In a recent policy statement FCA has set out a package of measures to improve the quality, comparability and robustness of information provided to investors in retail funds.

Background and scope

This policy statement follows on from the FCA's Asset Management Market Study This study has already resulted in measures to improve competition in the sector and improve fund governance.

The guidance is relevant to all managers of UK regulated retail funds. FCA has flagged that this guidance is potentially also relevant to unit-linked and with-profits business. FCA is currently carrying out further analysis of with-profits and unit-linked products and expects to conclude this work later in 2019 and decide then whether further intervention into unit-linked and with-profits is required.

New measures in a nutshell

The measures comprise:

  • new "non-handbook" guidance on how to describe fund objectives and investment policies to make them more useful to investors.
  • changes to the Conduct of Business Sourcebook requiring managers:
    • to explain why their funds use particular benchmarks or, if they do not use a benchmark, to explain how investors should assess the performance of a fund;
    • to reference benchmarks used consistently across the fund's documents;
    • when presenting a fund's past performance, to do so against each benchmark used as a constraint on portfolio construction or as a performance target; and
  • rule amendments in the Collective Investment Schemes Sourcebook requiring performance fee disclosures to be calculated on the basis of a scheme's performanceafter thededuction of all other fees.

Guidance on investment strategy disclosure

In response to queries raised in consultation the final guidance explains more clearly what information about investment strategies should be included in key investor documents. Essentially the FCA wants managers to disclose those elements of their strategy that will be a fundamental feature of management. For example, if a manager expects to use general investment powers to follow a specific strategy (e.g. growth investing) this should be disclosed. By contrast, if a Manager expects to use flexibility to invest in different ways depending on their view of market conditions they should make clear the flexible nature of their investment strategy.

Guidance on when Benchmark disclosures may be required

Managers should also note that in Non-Handbook Guidance FCA has flagged that even where there is no explicit requirement for a manager to manage a fund's portfolio in line with a benchmark in a fund's terms or a stated investment strategy, Managers should still consider whether there may be

"practical, internal restrictions within the firm which limit how far a fund can differ from the composition of a benchmark. "

Examples given include where:

  • the risk management monitoring and control;
  • manager remuneration; and/or
  • portfolio management systems using hard or soft limits

operate by reference to a benchmark.

Firms are reminded that they should assess whether those or any other such restrictions mean that the fund is in practice managed with reference to a benchmark. If so they should disclose this, along with the degree of freedom in relation to the benchmark.

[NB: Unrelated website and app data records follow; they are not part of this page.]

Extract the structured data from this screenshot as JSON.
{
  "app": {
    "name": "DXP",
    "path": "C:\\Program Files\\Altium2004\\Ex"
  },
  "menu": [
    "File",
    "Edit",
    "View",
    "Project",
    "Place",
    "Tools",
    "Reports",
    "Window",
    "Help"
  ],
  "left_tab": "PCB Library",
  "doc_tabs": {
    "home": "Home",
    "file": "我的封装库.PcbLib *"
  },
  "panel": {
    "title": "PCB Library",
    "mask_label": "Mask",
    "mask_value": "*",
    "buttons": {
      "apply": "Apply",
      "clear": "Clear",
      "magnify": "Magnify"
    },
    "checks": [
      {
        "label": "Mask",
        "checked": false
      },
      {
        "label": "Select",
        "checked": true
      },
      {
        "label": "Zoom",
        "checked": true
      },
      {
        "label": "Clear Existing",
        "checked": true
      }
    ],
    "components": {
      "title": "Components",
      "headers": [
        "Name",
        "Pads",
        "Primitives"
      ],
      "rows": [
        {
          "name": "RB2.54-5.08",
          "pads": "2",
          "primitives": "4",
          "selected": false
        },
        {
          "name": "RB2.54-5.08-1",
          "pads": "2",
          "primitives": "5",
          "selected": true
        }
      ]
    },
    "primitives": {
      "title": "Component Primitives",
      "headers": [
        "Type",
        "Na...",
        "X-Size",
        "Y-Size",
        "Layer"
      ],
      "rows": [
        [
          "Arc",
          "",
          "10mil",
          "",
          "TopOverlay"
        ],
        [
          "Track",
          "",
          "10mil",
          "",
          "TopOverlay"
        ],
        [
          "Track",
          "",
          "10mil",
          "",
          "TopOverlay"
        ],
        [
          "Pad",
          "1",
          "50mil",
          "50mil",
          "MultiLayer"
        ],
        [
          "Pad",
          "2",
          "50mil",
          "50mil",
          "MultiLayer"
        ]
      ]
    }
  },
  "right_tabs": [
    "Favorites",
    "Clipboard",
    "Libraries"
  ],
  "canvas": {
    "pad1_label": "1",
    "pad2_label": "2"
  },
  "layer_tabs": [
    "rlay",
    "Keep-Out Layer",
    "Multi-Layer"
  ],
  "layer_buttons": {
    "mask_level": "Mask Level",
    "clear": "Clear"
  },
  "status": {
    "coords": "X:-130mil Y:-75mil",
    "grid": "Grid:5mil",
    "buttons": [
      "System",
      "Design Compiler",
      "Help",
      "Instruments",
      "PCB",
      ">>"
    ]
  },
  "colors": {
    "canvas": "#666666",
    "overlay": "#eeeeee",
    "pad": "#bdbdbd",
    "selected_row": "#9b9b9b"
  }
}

Further industry guidance awaited

The measures follow extensive industry consultation. The FCA established a Fund Objectives Working Group to help inform their proposals in this paper the Investment Association (IA) agreed as part of this process to work with its members and consumer representatives, informed by consumer research, to promote the use of consistent terminology in communications from fund managers about their funds. The IA is expected to publish their guidance on fund communication in February 2019.